[Material provided]:
_____
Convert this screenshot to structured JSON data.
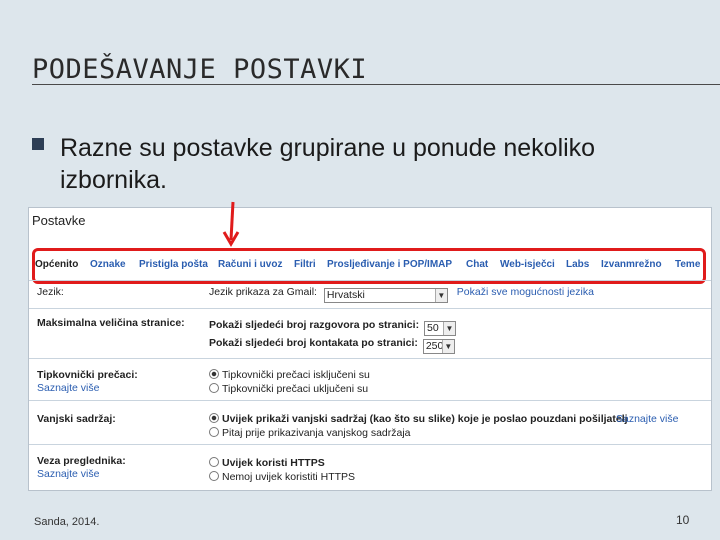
{
  "slide": {
    "title": "PODEŠAVANJE POSTAVKI",
    "bullet": "Razne su postavke grupirane u ponude nekoliko izbornika.",
    "footer_left": "Sanda, 2014.",
    "footer_right": "10"
  },
  "screenshot": {
    "title": "Postavke",
    "tabs": [
      {
        "label": "Općenito",
        "active": true
      },
      {
        "label": "Oznake"
      },
      {
        "label": "Pristigla pošta"
      },
      {
        "label": "Računi i uvoz"
      },
      {
        "label": "Filtri"
      },
      {
        "label": "Prosljeđivanje i POP/IMAP"
      },
      {
        "label": "Chat"
      },
      {
        "label": "Web-isječci"
      },
      {
        "label": "Labs"
      },
      {
        "label": "Izvanmrežno"
      },
      {
        "label": "Teme"
      }
    ],
    "language": {
      "label": "Jezik:",
      "field_label": "Jezik prikaza za Gmail:",
      "value": "Hrvatski",
      "link": "Pokaži sve mogućnosti jezika"
    },
    "page_size": {
      "label": "Maksimalna veličina stranice:",
      "conversations_label": "Pokaži sljedeći broj razgovora po stranici:",
      "conversations_value": "50",
      "contacts_label": "Pokaži sljedeći broj kontakata po stranici:",
      "contacts_value": "250"
    },
    "shortcuts": {
      "label": "Tipkovnički prečaci:",
      "learn_more": "Saznajte više",
      "on": "Tipkovnički prečaci isključeni su",
      "off": "Tipkovnički prečaci uključeni su"
    },
    "external": {
      "label": "Vanjski sadržaj:",
      "always": "Uvijek prikaži vanjski sadržaj (kao što su slike) koje je poslao pouzdani pošiljatelj",
      "learn_more": "Saznajte više",
      "ask": "Pitaj prije prikazivanja vanjskog sadržaja"
    },
    "browser": {
      "label": "Veza preglednika:",
      "learn_more": "Saznajte više",
      "always_https": "Uvijek koristi HTTPS",
      "no_https": "Nemoj uvijek koristiti HTTPS"
    }
  },
  "colors": {
    "highlight": "#e01b1b",
    "link": "#2a5db0",
    "bullet": "#2d3e55"
  }
}
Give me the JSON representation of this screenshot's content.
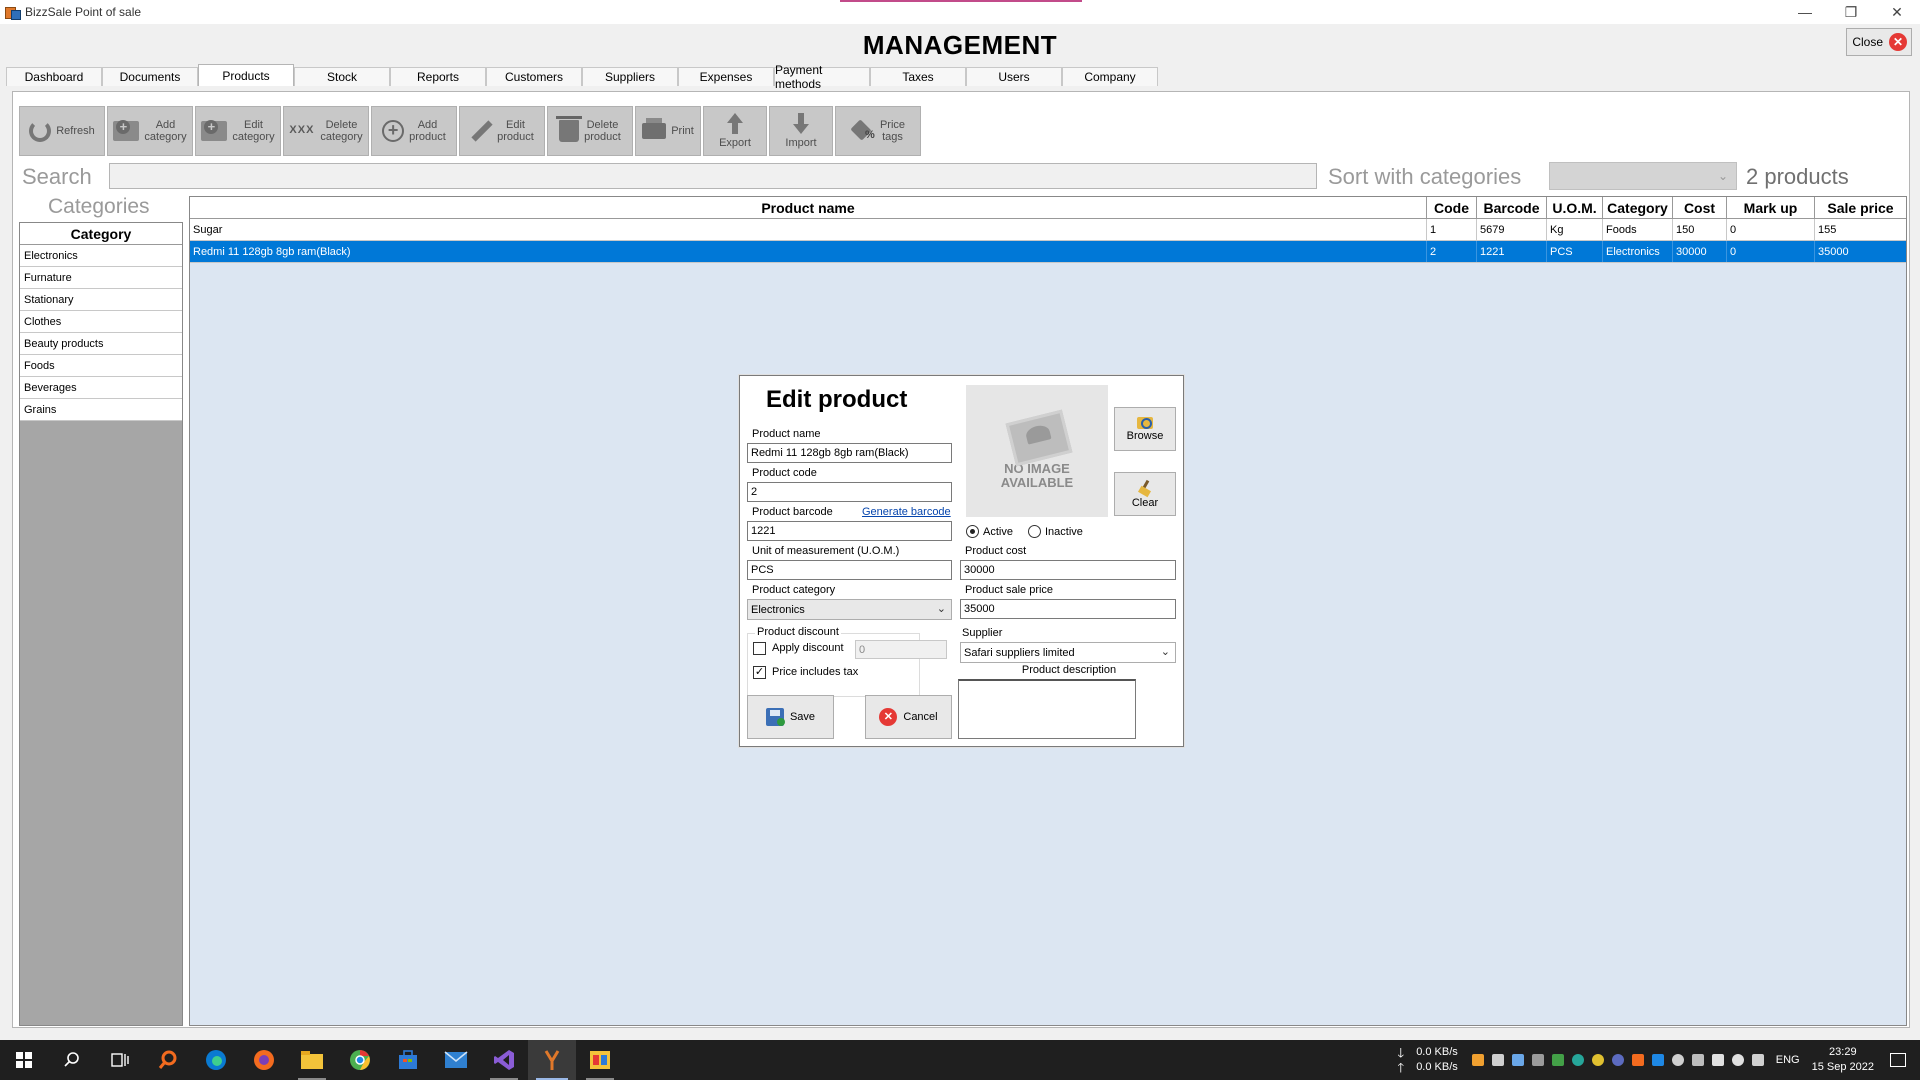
{
  "window": {
    "title": "BizzSale Point of sale",
    "minimize_glyph": "—",
    "restore_glyph": "❐",
    "close_glyph": "✕"
  },
  "header": {
    "title": "MANAGEMENT",
    "close_label": "Close",
    "close_glyph": "✕"
  },
  "tabs": [
    {
      "label": "Dashboard"
    },
    {
      "label": "Documents"
    },
    {
      "label": "Products"
    },
    {
      "label": "Stock"
    },
    {
      "label": "Reports"
    },
    {
      "label": "Customers"
    },
    {
      "label": "Suppliers"
    },
    {
      "label": "Expenses"
    },
    {
      "label": "Payment methods"
    },
    {
      "label": "Taxes"
    },
    {
      "label": "Users"
    },
    {
      "label": "Company"
    }
  ],
  "active_tab": "Products",
  "toolbar": {
    "refresh": "Refresh",
    "add_category": "Add\ncategory",
    "edit_category": "Edit\ncategory",
    "delete_category": "Delete\ncategory",
    "add_product": "Add\nproduct",
    "edit_product": "Edit\nproduct",
    "delete_product": "Delete\nproduct",
    "print": "Print",
    "export": "Export",
    "import": "Import",
    "price_tags": "Price\ntags",
    "delete_cat_icon_text": "XXX"
  },
  "search": {
    "label": "Search",
    "value": ""
  },
  "sort": {
    "label": "Sort with categories",
    "selected": "",
    "chevron": "⌄"
  },
  "product_count": "2 products",
  "categories": {
    "panel_label": "Categories",
    "header": "Category",
    "items": [
      "Electronics",
      "Furnature",
      "Stationary",
      "Clothes",
      "Beauty products",
      "Foods",
      "Beverages",
      "Grains"
    ]
  },
  "products": {
    "columns": [
      "Product name",
      "Code",
      "Barcode",
      "U.O.M.",
      "Category",
      "Cost",
      "Mark up",
      "Sale price"
    ],
    "rows": [
      {
        "name": "Sugar",
        "code": "1",
        "barcode": "5679",
        "uom": "Kg",
        "category": "Foods",
        "cost": "150",
        "markup": "0",
        "sale": "155"
      },
      {
        "name": "Redmi 11 128gb 8gb ram(Black)",
        "code": "2",
        "barcode": "1221",
        "uom": "PCS",
        "category": "Electronics",
        "cost": "30000",
        "markup": "0",
        "sale": "35000"
      }
    ],
    "selected_row": 1
  },
  "dialog": {
    "title": "Edit product",
    "product_name_label": "Product name",
    "product_name": "Redmi 11 128gb 8gb ram(Black)",
    "product_code_label": "Product code",
    "product_code": "2",
    "product_barcode_label": "Product barcode",
    "generate_barcode": "Generate barcode",
    "product_barcode": "1221",
    "uom_label": "Unit of measurement (U.O.M.)",
    "uom": "PCS",
    "category_label": "Product category",
    "category": "Electronics",
    "discount_group_label": "Product discount",
    "apply_discount_label": "Apply discount",
    "apply_discount_checked": false,
    "discount_value": "0",
    "price_includes_tax_label": "Price includes tax",
    "price_includes_tax_checked": true,
    "check_glyph": "✓",
    "no_image_text": "NO IMAGE\nAVAILABLE",
    "browse_label": "Browse",
    "clear_label": "Clear",
    "active_label": "Active",
    "inactive_label": "Inactive",
    "status": "Active",
    "cost_label": "Product cost",
    "cost": "30000",
    "sale_price_label": "Product sale price",
    "sale_price": "35000",
    "supplier_label": "Supplier",
    "supplier": "Safari suppliers limited",
    "description_label": "Product description",
    "description": "",
    "save_label": "Save",
    "cancel_label": "Cancel",
    "chevron": "⌄",
    "cancel_glyph": "✕"
  },
  "taskbar": {
    "net_down": "0.0 KB/s",
    "net_up": "0.0 KB/s",
    "down_arrow": "🡓",
    "up_arrow": "🡑",
    "language": "ENG",
    "time": "23:29",
    "date": "15 Sep 2022",
    "colors": {
      "edge": "#0a7ad1",
      "firefox": "#f36b1f",
      "explorer": "#f3c33a",
      "chrome": "#4caf50",
      "store": "#2d7ad6",
      "mail": "#2f80d0",
      "vs": "#8a5cd6",
      "active_app": "#e0782a",
      "tray_orange": "#f0a030"
    }
  }
}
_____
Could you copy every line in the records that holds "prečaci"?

      "label": "Tipkovnički prečaci:",
      "on": "Tipkovnički prečaci isključeni su",
      "off": "Tipkovnički prečaci uključeni su"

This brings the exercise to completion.